[I believe with you] I have called upon Colonel Childs, Fourth Pennsylvania Cavalry, for two companies of his regiment
[previously indicated by him as the one to go over there], and they will cross at 3 o' clock. I design these merely to furnish small pickets until others cross and all get into position. I propose the following at Coggins' Point: To send over one battery [12 - pounders] today so soon as the road is ready, which will be in half an hour [about 2, 30], and tomorrow another battery
[horse artillery]. Tomorrow I send a brigade of at least 1, 500 men under General Butterfield to stay two days, to be relieved by one of Sykes', and so on throught the corps. As soon as they can be obtained the cavalry will go over, and reconnoitering parties employed. At Cole's Landing I have 200 men. They have been directed [to complete], and I presume by this time have completed the rifle - pits. No gun boats protect. I presume by this time the lower battery, under General Barry's direction, is prepared to lend its aid.
I am, general, very respectfully, your obedient servant,
F. J. PORTER,
Major - General, Commanding.
HEADQUARTERS ARMY OF VIRGINIA, Numbers 34.
Camp near Sperryville, Va., August 4, 1862.
* * * * * * *
II. The Purnell Legion will proceed via Warrenton to take post as a guard on the line of the Orange and Alexandria Railroad between Catlett's Station and Culpeper Court - House.

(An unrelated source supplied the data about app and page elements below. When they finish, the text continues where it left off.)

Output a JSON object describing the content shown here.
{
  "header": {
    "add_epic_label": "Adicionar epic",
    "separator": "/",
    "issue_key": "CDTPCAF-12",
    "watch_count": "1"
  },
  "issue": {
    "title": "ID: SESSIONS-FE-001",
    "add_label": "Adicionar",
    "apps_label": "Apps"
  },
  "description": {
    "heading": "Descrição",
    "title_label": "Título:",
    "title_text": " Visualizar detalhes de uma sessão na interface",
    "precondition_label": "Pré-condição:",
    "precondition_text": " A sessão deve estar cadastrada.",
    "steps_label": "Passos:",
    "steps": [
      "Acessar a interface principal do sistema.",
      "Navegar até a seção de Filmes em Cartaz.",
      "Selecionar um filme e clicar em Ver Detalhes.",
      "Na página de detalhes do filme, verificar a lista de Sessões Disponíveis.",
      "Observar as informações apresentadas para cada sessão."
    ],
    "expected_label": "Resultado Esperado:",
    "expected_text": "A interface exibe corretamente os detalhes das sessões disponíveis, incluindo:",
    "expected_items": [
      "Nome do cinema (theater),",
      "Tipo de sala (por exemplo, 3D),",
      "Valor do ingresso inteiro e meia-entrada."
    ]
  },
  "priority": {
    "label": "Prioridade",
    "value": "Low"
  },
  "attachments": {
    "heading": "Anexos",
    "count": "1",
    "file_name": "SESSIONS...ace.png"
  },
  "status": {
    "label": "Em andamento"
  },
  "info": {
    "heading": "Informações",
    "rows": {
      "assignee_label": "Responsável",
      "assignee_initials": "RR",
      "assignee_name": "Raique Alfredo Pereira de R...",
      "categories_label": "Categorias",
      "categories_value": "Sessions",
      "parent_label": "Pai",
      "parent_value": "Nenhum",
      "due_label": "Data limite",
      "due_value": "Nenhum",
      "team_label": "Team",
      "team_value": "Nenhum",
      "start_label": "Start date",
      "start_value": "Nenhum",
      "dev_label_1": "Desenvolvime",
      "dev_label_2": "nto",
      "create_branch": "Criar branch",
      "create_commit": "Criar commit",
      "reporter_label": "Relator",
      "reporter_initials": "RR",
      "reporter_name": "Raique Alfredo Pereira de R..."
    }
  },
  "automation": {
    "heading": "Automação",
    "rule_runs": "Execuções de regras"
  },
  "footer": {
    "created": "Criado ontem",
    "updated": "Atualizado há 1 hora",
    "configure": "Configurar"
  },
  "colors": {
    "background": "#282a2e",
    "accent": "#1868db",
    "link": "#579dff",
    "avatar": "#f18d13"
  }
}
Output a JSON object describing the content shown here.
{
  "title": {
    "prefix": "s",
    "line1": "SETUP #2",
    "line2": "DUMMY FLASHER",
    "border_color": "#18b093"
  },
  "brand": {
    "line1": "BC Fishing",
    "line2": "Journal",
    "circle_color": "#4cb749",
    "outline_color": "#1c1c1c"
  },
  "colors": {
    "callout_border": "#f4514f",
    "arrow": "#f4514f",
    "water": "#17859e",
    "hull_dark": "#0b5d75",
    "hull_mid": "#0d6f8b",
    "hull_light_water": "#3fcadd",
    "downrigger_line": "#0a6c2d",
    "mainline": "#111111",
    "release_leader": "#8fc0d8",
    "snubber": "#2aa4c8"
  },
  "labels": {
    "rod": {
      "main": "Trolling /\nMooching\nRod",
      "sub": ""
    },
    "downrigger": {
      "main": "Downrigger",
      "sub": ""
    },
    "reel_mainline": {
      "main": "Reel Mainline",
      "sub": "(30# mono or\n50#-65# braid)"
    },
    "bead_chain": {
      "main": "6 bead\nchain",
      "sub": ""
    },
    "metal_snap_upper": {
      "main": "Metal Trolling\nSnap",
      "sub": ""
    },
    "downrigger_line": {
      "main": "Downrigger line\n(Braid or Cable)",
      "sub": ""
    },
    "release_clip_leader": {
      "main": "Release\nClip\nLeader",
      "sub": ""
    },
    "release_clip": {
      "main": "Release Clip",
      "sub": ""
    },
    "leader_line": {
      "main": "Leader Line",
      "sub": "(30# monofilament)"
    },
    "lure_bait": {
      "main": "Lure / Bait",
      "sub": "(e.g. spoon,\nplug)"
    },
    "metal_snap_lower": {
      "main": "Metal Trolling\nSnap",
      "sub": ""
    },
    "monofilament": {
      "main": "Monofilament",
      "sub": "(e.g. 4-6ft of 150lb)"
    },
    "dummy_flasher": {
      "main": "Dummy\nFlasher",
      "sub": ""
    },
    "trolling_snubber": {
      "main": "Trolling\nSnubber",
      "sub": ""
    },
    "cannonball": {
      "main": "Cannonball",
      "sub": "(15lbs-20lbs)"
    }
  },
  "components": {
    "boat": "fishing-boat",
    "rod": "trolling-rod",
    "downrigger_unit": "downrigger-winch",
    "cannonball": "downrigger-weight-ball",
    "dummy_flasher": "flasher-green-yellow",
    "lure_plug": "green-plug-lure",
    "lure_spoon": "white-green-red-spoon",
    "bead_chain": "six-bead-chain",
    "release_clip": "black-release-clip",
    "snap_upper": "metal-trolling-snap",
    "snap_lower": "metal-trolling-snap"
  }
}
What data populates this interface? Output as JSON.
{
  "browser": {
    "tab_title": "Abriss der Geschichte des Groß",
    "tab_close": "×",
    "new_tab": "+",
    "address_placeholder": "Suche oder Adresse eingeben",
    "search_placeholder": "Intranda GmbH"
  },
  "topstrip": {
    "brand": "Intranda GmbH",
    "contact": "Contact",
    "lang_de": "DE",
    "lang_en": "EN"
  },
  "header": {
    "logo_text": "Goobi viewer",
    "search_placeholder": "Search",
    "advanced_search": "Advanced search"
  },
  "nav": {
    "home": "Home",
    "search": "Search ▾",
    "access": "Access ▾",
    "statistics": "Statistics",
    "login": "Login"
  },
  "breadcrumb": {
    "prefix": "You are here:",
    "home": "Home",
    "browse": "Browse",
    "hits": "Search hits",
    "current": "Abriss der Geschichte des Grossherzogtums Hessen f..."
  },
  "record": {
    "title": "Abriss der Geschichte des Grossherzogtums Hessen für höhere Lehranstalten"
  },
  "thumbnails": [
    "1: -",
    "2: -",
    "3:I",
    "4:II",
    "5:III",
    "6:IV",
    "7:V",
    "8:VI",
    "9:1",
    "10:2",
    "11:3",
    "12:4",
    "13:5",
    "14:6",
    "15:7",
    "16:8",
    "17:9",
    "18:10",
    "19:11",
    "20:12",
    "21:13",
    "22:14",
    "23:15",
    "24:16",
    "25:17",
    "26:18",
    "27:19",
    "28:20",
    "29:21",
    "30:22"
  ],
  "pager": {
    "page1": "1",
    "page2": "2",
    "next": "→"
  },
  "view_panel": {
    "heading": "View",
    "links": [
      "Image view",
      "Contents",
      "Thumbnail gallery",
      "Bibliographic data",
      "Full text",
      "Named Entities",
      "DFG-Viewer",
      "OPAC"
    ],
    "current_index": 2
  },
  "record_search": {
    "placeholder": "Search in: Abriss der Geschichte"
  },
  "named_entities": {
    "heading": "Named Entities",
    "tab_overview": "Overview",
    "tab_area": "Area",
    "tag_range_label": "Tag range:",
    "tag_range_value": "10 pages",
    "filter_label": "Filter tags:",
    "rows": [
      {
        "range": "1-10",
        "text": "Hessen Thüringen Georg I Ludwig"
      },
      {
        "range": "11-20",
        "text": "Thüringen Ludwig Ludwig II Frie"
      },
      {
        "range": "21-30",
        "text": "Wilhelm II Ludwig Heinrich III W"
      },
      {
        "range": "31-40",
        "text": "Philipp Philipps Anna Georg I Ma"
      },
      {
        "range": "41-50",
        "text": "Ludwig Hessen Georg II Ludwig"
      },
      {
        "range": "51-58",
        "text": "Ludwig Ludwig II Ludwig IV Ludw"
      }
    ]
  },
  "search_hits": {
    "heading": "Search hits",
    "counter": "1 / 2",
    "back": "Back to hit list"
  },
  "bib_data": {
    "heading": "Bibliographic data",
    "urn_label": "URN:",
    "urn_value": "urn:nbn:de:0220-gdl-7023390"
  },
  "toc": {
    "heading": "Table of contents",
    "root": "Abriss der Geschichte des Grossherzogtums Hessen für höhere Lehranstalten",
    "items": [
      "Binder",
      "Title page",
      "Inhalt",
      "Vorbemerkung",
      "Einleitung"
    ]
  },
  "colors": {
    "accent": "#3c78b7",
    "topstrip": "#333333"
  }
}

The public sotres now at Warrenton will be sent thence via Rappahannock railroad bridge to Culpeper under a sufficient escort, to be furnished by this regiment. Upon arriving at Warrenton Juction the colonel of the regiment will proceed to post the necessary guards at the bridge along the line of the road, commencing at Catlett's Station. Upon reaching the Rappahannock he will establish his headquarters and the greaterportion of his regiment at the railroad crossing of that river, and will then send forward the public stores with their escort to Culpeper, establishing at the same time the necessary guards for the railroad bridge up to that point. Upon the arrival of the public stores at Culpeper the escort will return to the headquarters of its regiment at the crossing of the Rappahannock.
* * * * * * *
By command of Major - General Pope:
R. O. SELFRIDGE,
Assistant Adjutant - General.